8 | baffled in Bet-El, Tuesday Jun 17, 2008 I have never read your blog before, but now that I have, I see I missed nothing but another very spolied and amoral typical European who refuses to grow up (at thirty, you talk of my “young life”?!). Why did you come, what did you do here except pour fuel on the flames, and have a good time? Go back to Belgium and get yourself a life! (Also please learn to spell.)
9 | Morenos Spain, Tuesday Jun 17, 2008 I’ve been to Brussels once. The city was cold and dull like its people living there. I came home after two days. Money thrown away. I can’t understand why EU have their headquarters in such a gloomy place and unpleasant people.

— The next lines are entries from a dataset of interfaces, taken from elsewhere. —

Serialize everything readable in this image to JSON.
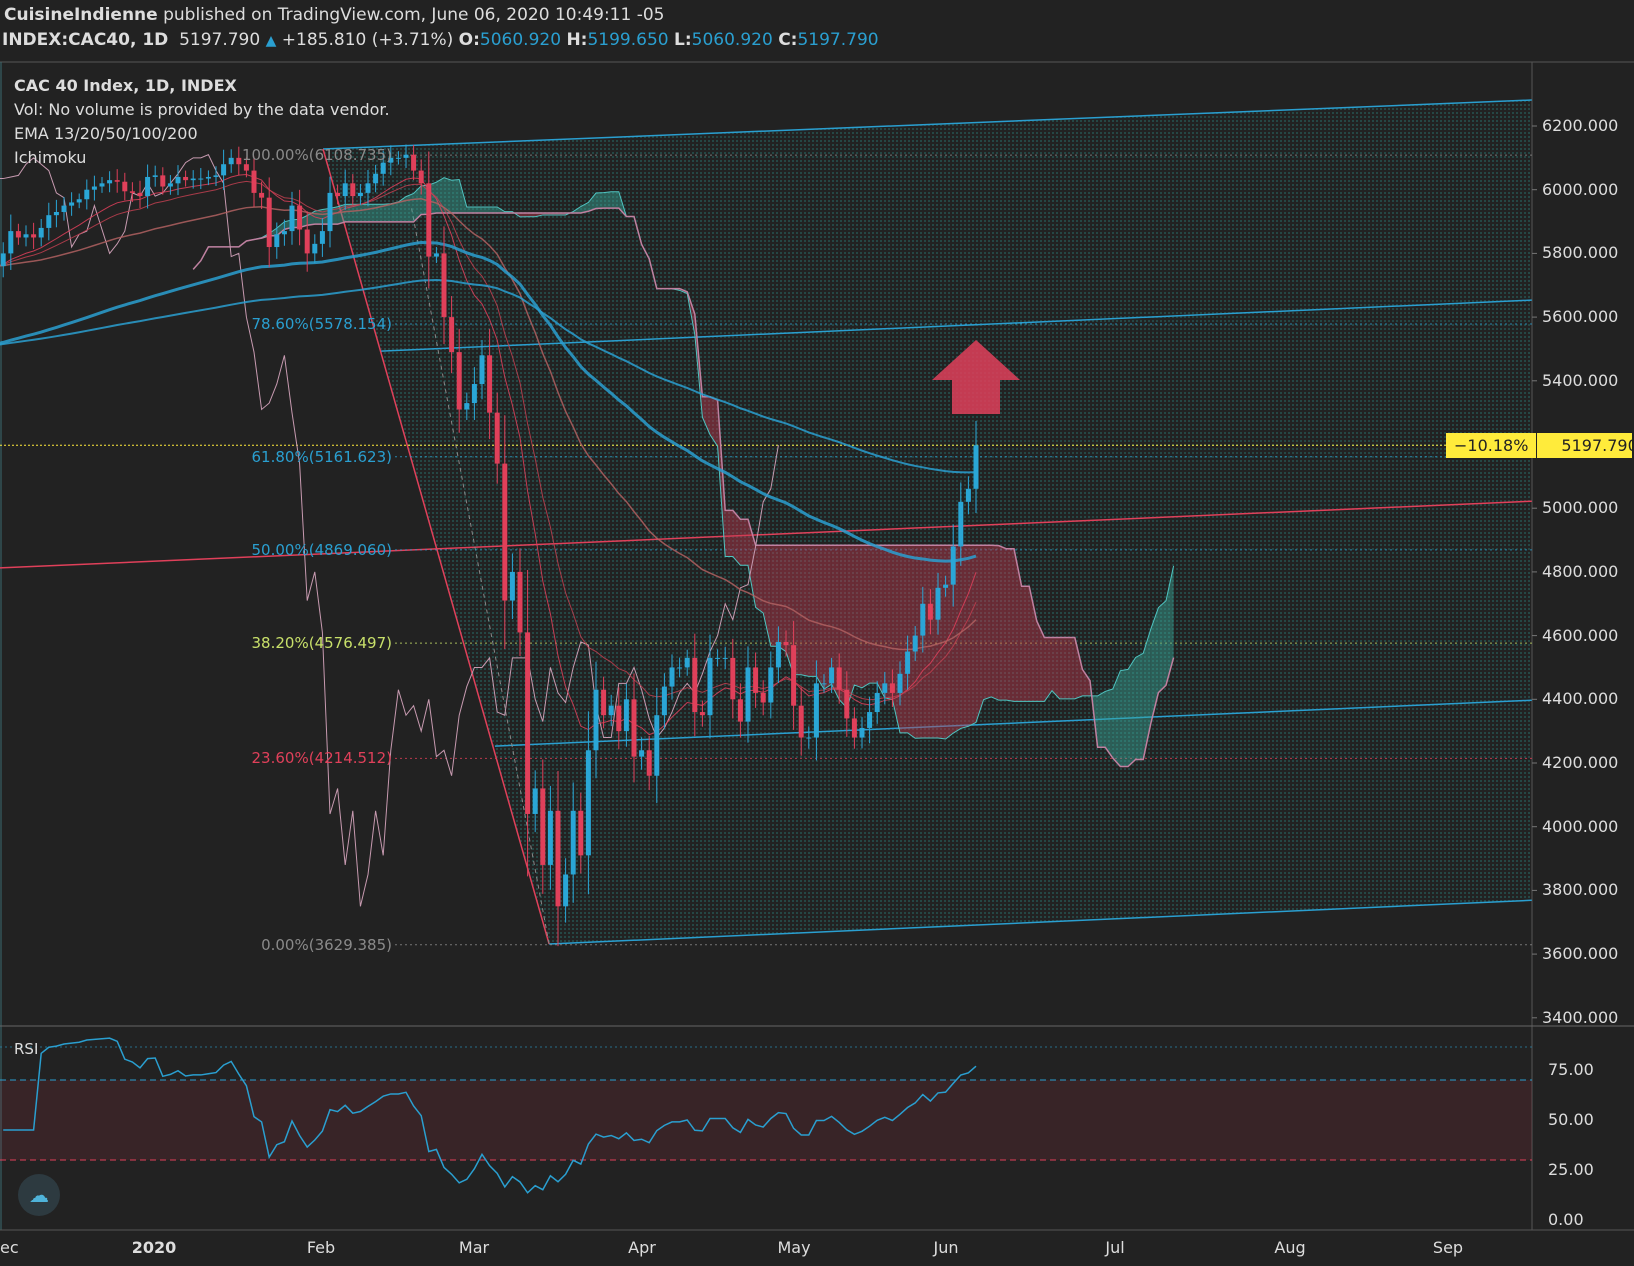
{
  "header": {
    "author": "CuisineIndienne",
    "published": " published on TradingView.com, June 06, 2020 10:49:11 -05",
    "symbol": "INDEX:CAC40, 1D",
    "last": "5197.790",
    "change": "+185.810 (+3.71%)",
    "o_label": "O:",
    "o": "5060.920",
    "h_label": "H:",
    "h": "5199.650",
    "l_label": "L:",
    "l": "5060.920",
    "c_label": "C:",
    "c": "5197.790"
  },
  "legend": [
    "CAC 40 Index, 1D, INDEX",
    "Vol: No volume is provided by the data vendor.",
    "EMA 13/20/50/100/200",
    "Ichimoku"
  ],
  "price_tag": {
    "pct": "−10.18%",
    "price": "5197.790"
  },
  "rsi_label": "RSI",
  "colors": {
    "up": "#2aa6d6",
    "down": "#e0405a",
    "bg": "#222222",
    "tag": "#ffeb3b"
  },
  "chart_data": {
    "type": "candlestick",
    "title": "CAC 40 Index, 1D, INDEX",
    "price_ticks": [
      "6200.000",
      "6000.000",
      "5800.000",
      "5600.000",
      "5400.000",
      "5200.000",
      "5000.000",
      "4800.000",
      "4600.000",
      "4400.000",
      "4200.000",
      "4000.000",
      "3800.000",
      "3600.000",
      "3400.000"
    ],
    "price_range": [
      3400,
      6200
    ],
    "rsi_ticks": [
      "75.00",
      "50.00",
      "25.00",
      "0.00"
    ],
    "rsi_bands": [
      30,
      70
    ],
    "time_ticks": [
      "ec",
      "2020",
      "Feb",
      "Mar",
      "Apr",
      "May",
      "Jun",
      "Jul",
      "Aug",
      "Sep"
    ],
    "fib_levels": [
      {
        "label": "100.00%(6108.735)",
        "value": 6108.735,
        "color": "#8a8a8a"
      },
      {
        "label": "78.60%(5578.154)",
        "value": 5578.154,
        "color": "#2a9fd0"
      },
      {
        "label": "61.80%(5161.623)",
        "value": 5161.623,
        "color": "#2a9fd0"
      },
      {
        "label": "50.00%(4869.060)",
        "value": 4869.06,
        "color": "#2a9fd0"
      },
      {
        "label": "38.20%(4576.497)",
        "value": 4576.497,
        "color": "#c8e06a"
      },
      {
        "label": "23.60%(4214.512)",
        "value": 4214.512,
        "color": "#e0405a"
      },
      {
        "label": "0.00%(3629.385)",
        "value": 3629.385,
        "color": "#8a8a8a"
      }
    ],
    "closes": [
      5760,
      5800,
      5870,
      5850,
      5860,
      5850,
      5880,
      5920,
      5930,
      5950,
      5960,
      5970,
      6000,
      6010,
      6020,
      6030,
      6025,
      5995,
      5990,
      5980,
      6040,
      6045,
      6010,
      6020,
      6040,
      6030,
      6035,
      6035,
      6040,
      6045,
      6080,
      6100,
      6080,
      6060,
      5990,
      5975,
      5820,
      5860,
      5870,
      5950,
      5875,
      5800,
      5830,
      5870,
      5990,
      5980,
      6020,
      5980,
      5990,
      6020,
      6050,
      6085,
      6100,
      6100,
      6110,
      6060,
      6020,
      5790,
      5800,
      5600,
      5490,
      5310,
      5330,
      5390,
      5480,
      5300,
      5140,
      4710,
      4800,
      4610,
      4040,
      4120,
      3880,
      4050,
      3750,
      3850,
      4050,
      3910,
      4240,
      4430,
      4350,
      4380,
      4300,
      4400,
      4220,
      4240,
      4160,
      4350,
      4440,
      4500,
      4500,
      4530,
      4360,
      4350,
      4530,
      4530,
      4530,
      4400,
      4330,
      4500,
      4420,
      4390,
      4500,
      4580,
      4570,
      4380,
      4280,
      4280,
      4450,
      4450,
      4500,
      4430,
      4340,
      4280,
      4310,
      4360,
      4420,
      4450,
      4420,
      4480,
      4550,
      4600,
      4700,
      4650,
      4750,
      4760,
      4880,
      5020,
      5060.92,
      5197.79
    ],
    "ema_periods": [
      13,
      20,
      50,
      100,
      200
    ]
  }
}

10 | anton loew, Tuesday Jun 17, 2008 Anton from New York, I was just in Brussels and it looks like the the Arab World . Their are so many Arabs I felt as if I was in Cairo. The local people are afraid to say word to the invaders. Now I can see why you are at home in Ramala you must feel at home or maybe you want to counter invade.
11 | Howie USA, Wednesday Jun 18, 2008 I have no idea what this guy is talking about
12 | Seth J. Frantzman, Jerusalem, Wednesday Jun 18, 2008 What an amazing profile of the life of a European. This is the imperial life isn’t it? This is the way a European spends his days. He gets paid to relax and have fun and critique others. It must be fascinating, this bourgouise coffee-house lifestyle. No work, just play. Playing on the misery of others. I have saved this story and I think you are indeed the model of the shallow European whose lifestyle consists only of critiquing others and playing at their conflicts and living the good life on the dime of some foolish ‘donor’ or taxpayer. Europe deserves what it gets.
13 | jeremy gilmore London, Wednesday Jun 18, 2008 As usual a beleding heart european who has no concept of what real life is like for the average israeli, I am intending to make make Aliyah to israel shortly and one of my real concerns is that my children will have to go in the army and defend themselves against the very people you were partying with. Why don’t you grow and get a real job and stop interfering in thing that you have no right to comment on.
14 | BaBa, Jerusalem, Wednesday Jun 18, 2008 we stopped the Bosnians from butchering each other?? we? who are we? are you living in this world? get on the internet maybe and read about what’s going on in Bosnia. and really get a life kid and a conscience when you go back to golden Belgium – don’t start a blog about Whalonnie though…you’ll be in trouble…
15 | lila Silver New YOrk, Wednesday Jun 18, 2008 Self-indulgent gibberish from babbling empty-headed fool. You think you are cultured but you are arrogant and simple-minded. Your flighty words add up to nothing and reveal your inability to think clearly. Stay away.
16 | Steve California, Thursday Jun 19, 2008 God is not dead. You might think Palestine is a very small piece of land, but I have to let you know that it was given to Abraham and his descendants thousands of years ago by the God of the Bible. Evidence that God exists: 1 Israel being declared a nation in 1948. It was prophesied right in the Bible thousands of years ago. God said he would scatter the Jews thoughout the World and they would be hated by all nations, but he would bring them back into their own land. This is a civil war. It is between the God of the Bible,Yahweh, and the God of Islam which is no god at all. I know who wins
17 | Tom Kenis, Brussels, Saturday Jun 21, 2008 You guys need all the help you can get, whether you like it or not. Nrs 1 to 16, thanks for helping me make that abundantly clear. Maybe one day you can come and advise the Flemish on how to deal with their minority (-ies).